Fava Beans have to be twice shelled. First you have to take the individual beans out of the pod, then you have to shell each been. That’s not as difficult as it may seem. Here’s how. Bring a generous amount of salt water to a boil and prepare a bowl full of ice water. Boil the shelled beans for 5 min. Drain them and immediately plunge then into the cold water. After three or 4 minutes, drain the beans and the skins will slip off rather easily when you squeeze one end.
Ingredients for Fava Beans with Artichokes
12 baby artichokes. Or hearts and stems of six large artichokes.
¼ cup olive oil
1 bunch spring onions chopped
2 large heads of fresh garlic chopped
3 pounds fresh fava beans shelled and skinned
1 small fennel bulb chopped
Preparation for fava beans with artichoke
Trim the baby artichokes.
Cut them in half and immediately submerge them in the bowl of cold water and the juice from one half of a lemon. Or trim the large artichokes, cut off the leaves, trim back the fibrous exterior the stems, scrape our of fuzz in the center and cut into quarter inch slices.
Heat 2 tablespoons of olive oil in a large heavy casserole or saucepan.
Add the onion and cook stirring until tender about 5 min
Add the garlic and the fennel and cook for another 5 to 10 minutes.

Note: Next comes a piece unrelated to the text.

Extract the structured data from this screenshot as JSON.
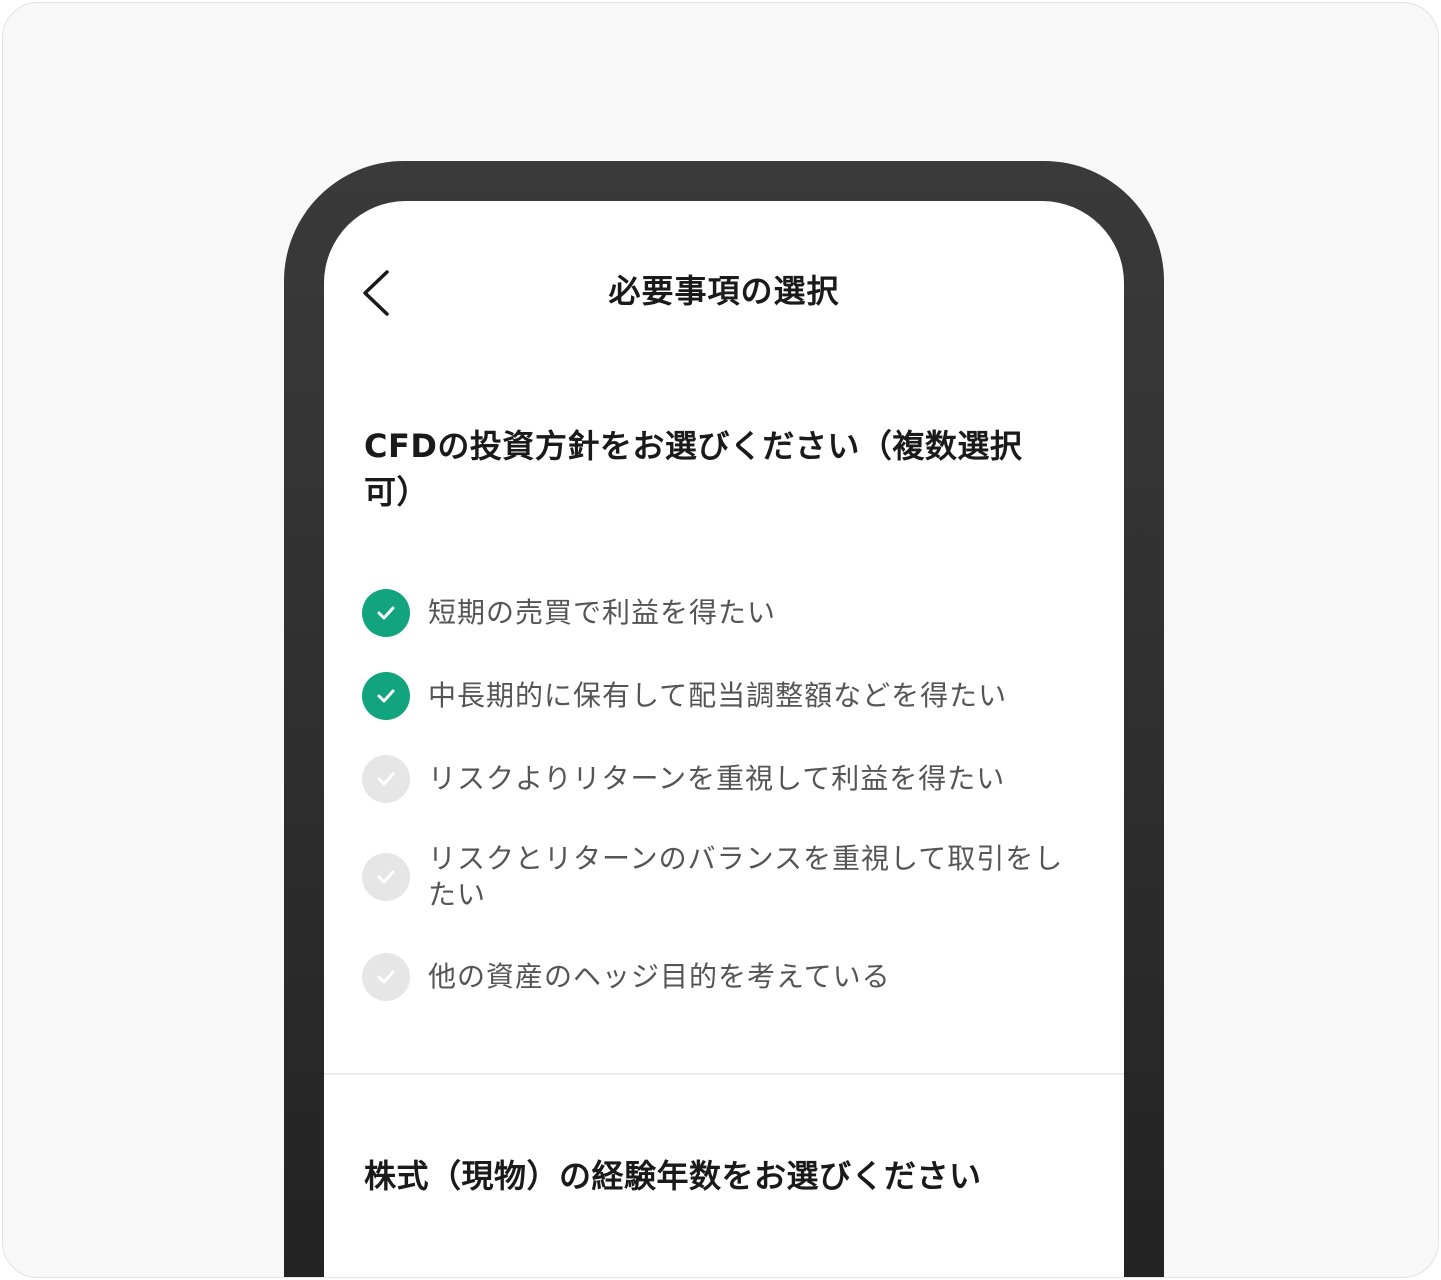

Add more olive oil if needed and the juice of one lemon (about 3 tablespoons).
Add the artichokes and enough water to barely cover.
Simmer for about 20 minutes or less if you’re using the hearts. You want the vegetables tender but not overcooked.

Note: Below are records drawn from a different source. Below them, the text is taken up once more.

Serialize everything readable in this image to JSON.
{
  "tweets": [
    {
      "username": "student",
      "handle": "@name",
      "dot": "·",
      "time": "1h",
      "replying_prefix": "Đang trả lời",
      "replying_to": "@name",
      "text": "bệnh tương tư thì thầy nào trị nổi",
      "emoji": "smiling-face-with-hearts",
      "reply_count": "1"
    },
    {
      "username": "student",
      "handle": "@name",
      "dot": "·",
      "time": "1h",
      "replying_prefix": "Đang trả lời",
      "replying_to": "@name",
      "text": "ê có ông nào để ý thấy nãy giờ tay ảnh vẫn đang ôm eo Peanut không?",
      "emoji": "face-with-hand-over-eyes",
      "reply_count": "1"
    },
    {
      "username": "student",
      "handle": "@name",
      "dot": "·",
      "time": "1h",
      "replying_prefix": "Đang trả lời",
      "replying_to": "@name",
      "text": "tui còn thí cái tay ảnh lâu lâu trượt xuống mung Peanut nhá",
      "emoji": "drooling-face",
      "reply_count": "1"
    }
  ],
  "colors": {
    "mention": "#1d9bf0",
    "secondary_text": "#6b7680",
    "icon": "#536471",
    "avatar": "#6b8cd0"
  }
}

Turn the heat up high, reduce the liquid by about a third and stir in a generous amount of freshly ground pepper.
Taste and add salt as needed serve warm.
Note this is even better as a leftover as the flavors meld together.

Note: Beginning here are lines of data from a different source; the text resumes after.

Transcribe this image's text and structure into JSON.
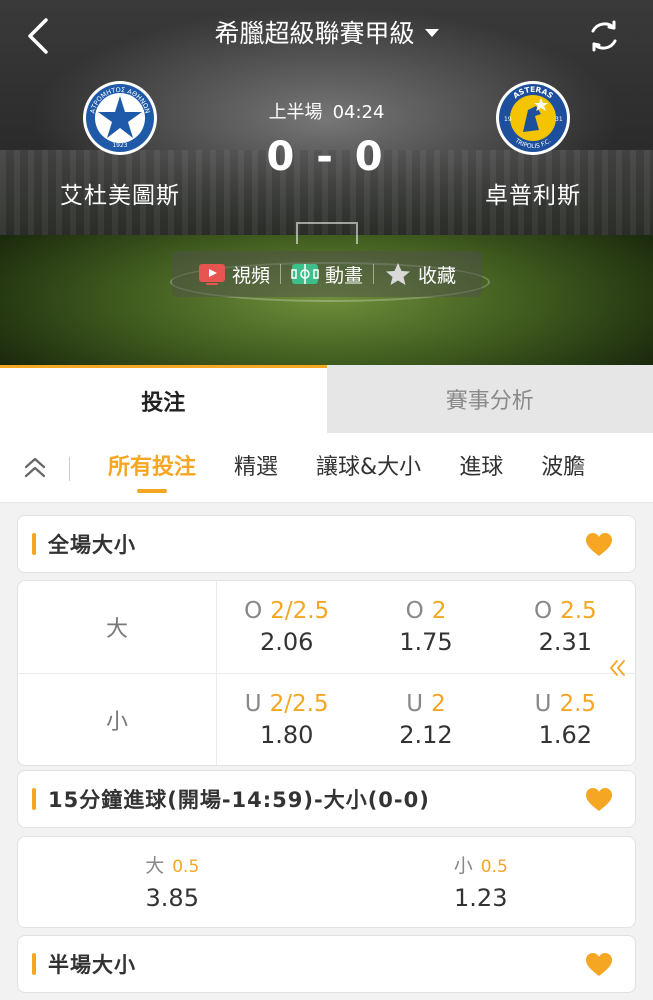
{
  "header": {
    "league": "希臘超級聯賽甲級",
    "back_icon": "chevron-left-icon",
    "refresh_icon": "refresh-icon"
  },
  "match": {
    "home": {
      "name": "艾杜美圖斯",
      "logo_text": "ΑΤΡΟΜΗΤΟΣ ΑΘΗΝΩΝ",
      "logo_year": "1923"
    },
    "away": {
      "name": "卓普利斯",
      "logo_text_top": "ASTERAS",
      "logo_text_bottom": "TRIPOLIS F.C.",
      "logo_left": "19",
      "logo_right": "31"
    },
    "period": "上半場",
    "clock": "04:24",
    "score": "0 - 0"
  },
  "actions": [
    {
      "label": "視頻",
      "icon": "video-icon"
    },
    {
      "label": "動畫",
      "icon": "animation-pitch-icon"
    },
    {
      "label": "收藏",
      "icon": "star-icon"
    }
  ],
  "main_tabs": [
    {
      "label": "投注",
      "active": true
    },
    {
      "label": "賽事分析",
      "active": false
    }
  ],
  "sub_tabs": [
    {
      "label": "所有投注",
      "active": true
    },
    {
      "label": "精選",
      "active": false
    },
    {
      "label": "讓球&大小",
      "active": false
    },
    {
      "label": "進球",
      "active": false
    },
    {
      "label": "波膽",
      "active": false
    }
  ],
  "markets": [
    {
      "title": "全場大小",
      "rows": [
        {
          "label": "大",
          "cells": [
            {
              "side": "O",
              "handicap": "2/2.5",
              "price": "2.06"
            },
            {
              "side": "O",
              "handicap": "2",
              "price": "1.75"
            },
            {
              "side": "O",
              "handicap": "2.5",
              "price": "2.31"
            }
          ]
        },
        {
          "label": "小",
          "cells": [
            {
              "side": "U",
              "handicap": "2/2.5",
              "price": "1.80"
            },
            {
              "side": "U",
              "handicap": "2",
              "price": "2.12"
            },
            {
              "side": "U",
              "handicap": "2.5",
              "price": "1.62"
            }
          ]
        }
      ]
    },
    {
      "title": "15分鐘進球(開場-14:59)-大小(0-0)",
      "cells": [
        {
          "side": "大",
          "handicap": "0.5",
          "price": "3.85"
        },
        {
          "side": "小",
          "handicap": "0.5",
          "price": "1.23"
        }
      ]
    },
    {
      "title": "半場大小"
    }
  ],
  "colors": {
    "accent": "#f5a623"
  }
}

Here is a fun link that you really enjoy checking out. It was put together by a man named Matthew Latkiewicz, and it’s a tongue-in-cheek method of selecting wine by the labels on the bottles.
Matthew Latkiewicz works for the Internet; he writes and podcasts about drinking and other subjects at You Will Not Believe. His work has appeared in McSweeney’s, Wired, Time.com, Boing Boing, and Gastronomica. Tragically, his wifelike girlfriend is allergic to wine.
One final note on the question of alternatives to industrial farming. Several people mentioned the desirability of changing food subsidies. “We need subsidies for real food–not soybeans and corn for commercial cattle operations–as a national security measure. After all, a country that can’t feed itself locally is in real trouble if a crisis occurs. We also need healthier school lunches.” See http://www.pcrm.org/health/agriculture/agricultural.html
“While agribusiness will fight the shift tooth and nail, the solution is to phase out commodity subsidies in favor of support for fruits and vegetables and a limited number of sustainable animal products. Using Dept, of Ag money, working through county extension offices, to help set up farm-to-school arrangements and farm-to-consumer networks like the Locally Grown networks could be one way. I love the idea of converting old big-box stores. We also need to open stores with fresh produce in inner cities, where C-stores dominate now, but that too will require a subsidy.” See http://www.farmtoschool.org/publications.php